You can get a box of one hundred 8-10 oz liners at Walmart for $8.97 CAD, or one hundred President’s Choice Brand 8 oz liners at Loblaws for $5.49 CAD.
President’s Choice Classic Feeding Bottles
These are as basic as you can get. They don’t have any anti-colic mechanism. They’re not bad, but they’re not great. They’re inexpensive, and are fine for us at the moment, since Olly is past colic and drinking less than 8 oz per feed.
I see a lot of families using these bottles. We received one as a sample, and had it in our rotation when Olly was first born, but it leaked from the nipple rim EVERY SINGLE TIME we used it, so we ended up tossing it. We spoke to friends a few months later who had received a whole set of Avent bottles as hand-me-downs, and they reported the same thing – every single one leaked, every single time. So, fair warning!
UPDATE: Since posting, I’ve had two frinds comment that they love their Philips Avent bottles and haven’t had leaking issues. One friend mentioned that some initial leaking was caused by the nipple not being pulled through the ring fully. So, if you have these bottles and have experienced leaking, make sure the nipple is installed properly!
Bottle Feeding Accessories We Love
Prince Lionheart Formula Mixer
When it became clear that formula was going to be a big part of our life, I knew I needed to speed up preparation of bottles. This handy little mixer saved me from spending a couple hundred dollars on a big, automatic formula preparation machine. I got it for $10 CAD at Walmart.
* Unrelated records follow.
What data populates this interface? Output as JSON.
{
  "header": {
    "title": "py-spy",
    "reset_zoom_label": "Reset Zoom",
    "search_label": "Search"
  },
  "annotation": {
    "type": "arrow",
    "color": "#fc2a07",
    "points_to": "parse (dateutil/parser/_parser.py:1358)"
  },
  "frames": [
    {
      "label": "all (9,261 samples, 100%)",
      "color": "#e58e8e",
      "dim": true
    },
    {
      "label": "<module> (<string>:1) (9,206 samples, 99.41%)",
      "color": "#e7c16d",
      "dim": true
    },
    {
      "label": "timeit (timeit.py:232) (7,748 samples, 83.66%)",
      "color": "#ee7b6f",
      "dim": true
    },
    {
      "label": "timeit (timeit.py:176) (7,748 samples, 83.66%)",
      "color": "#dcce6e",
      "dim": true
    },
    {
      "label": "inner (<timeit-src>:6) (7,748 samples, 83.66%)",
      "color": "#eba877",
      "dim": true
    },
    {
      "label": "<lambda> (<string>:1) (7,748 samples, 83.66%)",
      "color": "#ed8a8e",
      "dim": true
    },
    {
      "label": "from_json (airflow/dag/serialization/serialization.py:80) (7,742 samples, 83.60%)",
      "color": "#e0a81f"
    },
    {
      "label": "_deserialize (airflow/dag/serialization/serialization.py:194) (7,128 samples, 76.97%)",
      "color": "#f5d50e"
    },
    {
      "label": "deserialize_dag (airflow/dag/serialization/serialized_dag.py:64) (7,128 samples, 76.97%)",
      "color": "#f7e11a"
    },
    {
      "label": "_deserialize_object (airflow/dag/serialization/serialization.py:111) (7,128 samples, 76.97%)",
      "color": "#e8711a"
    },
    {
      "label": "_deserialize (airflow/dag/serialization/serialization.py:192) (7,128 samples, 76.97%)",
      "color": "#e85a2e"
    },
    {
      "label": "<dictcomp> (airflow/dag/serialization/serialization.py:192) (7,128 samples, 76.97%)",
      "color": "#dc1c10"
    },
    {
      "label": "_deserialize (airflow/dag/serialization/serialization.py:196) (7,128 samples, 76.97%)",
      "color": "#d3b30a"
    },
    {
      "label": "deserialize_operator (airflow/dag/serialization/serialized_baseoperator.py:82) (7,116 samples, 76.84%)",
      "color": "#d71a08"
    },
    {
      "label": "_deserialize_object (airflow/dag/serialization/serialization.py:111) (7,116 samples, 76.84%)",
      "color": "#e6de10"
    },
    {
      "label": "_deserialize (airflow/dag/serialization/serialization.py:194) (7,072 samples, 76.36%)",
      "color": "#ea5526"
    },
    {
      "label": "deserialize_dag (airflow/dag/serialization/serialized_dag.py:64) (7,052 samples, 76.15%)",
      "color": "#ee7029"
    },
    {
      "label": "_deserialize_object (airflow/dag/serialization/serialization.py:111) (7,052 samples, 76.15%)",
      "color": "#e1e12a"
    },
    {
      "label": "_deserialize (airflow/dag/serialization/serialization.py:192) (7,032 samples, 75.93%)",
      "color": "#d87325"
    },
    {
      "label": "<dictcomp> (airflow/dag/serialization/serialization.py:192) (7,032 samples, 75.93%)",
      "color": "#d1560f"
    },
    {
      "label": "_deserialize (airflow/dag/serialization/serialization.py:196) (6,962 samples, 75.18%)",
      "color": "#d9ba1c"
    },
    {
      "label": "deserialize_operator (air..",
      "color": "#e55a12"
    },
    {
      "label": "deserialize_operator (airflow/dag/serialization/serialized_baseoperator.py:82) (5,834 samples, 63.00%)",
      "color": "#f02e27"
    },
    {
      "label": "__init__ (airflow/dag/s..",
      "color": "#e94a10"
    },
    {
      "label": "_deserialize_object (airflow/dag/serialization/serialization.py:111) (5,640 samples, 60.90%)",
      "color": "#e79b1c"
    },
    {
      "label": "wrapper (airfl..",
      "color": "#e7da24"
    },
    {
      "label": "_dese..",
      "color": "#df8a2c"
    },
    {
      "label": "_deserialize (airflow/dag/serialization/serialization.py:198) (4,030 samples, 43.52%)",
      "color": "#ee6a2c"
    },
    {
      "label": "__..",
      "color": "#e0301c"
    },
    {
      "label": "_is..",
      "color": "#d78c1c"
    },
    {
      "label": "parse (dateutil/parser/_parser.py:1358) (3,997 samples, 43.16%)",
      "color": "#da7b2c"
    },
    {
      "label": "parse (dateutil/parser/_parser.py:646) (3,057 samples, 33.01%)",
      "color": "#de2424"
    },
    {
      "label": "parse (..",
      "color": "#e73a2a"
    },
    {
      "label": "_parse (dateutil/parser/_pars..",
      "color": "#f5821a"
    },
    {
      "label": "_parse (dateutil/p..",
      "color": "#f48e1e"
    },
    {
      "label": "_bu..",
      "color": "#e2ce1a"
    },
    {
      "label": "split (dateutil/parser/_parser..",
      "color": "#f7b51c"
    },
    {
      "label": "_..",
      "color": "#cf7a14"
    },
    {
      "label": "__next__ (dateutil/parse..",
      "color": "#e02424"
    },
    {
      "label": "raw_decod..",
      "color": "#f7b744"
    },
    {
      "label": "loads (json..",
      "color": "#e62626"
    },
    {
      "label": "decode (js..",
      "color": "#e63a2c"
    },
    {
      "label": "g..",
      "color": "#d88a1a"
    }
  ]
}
Prince Lionheart On-the-Go Bottle Warmer
Olly used to drink his bottles cold, but one day decided they needed to be warm (hurray!). This travel bottle warmer will heat up a bottle in 5-8 minutes, and doesn’t need to plugged in.
JJ Cole Bottle Cooler
These fashionable bottle coolers will hold two 8-10 oz bottles. The included ice pack keeps bottles cool for more than a couple of hours. The cooler is very easy to clean!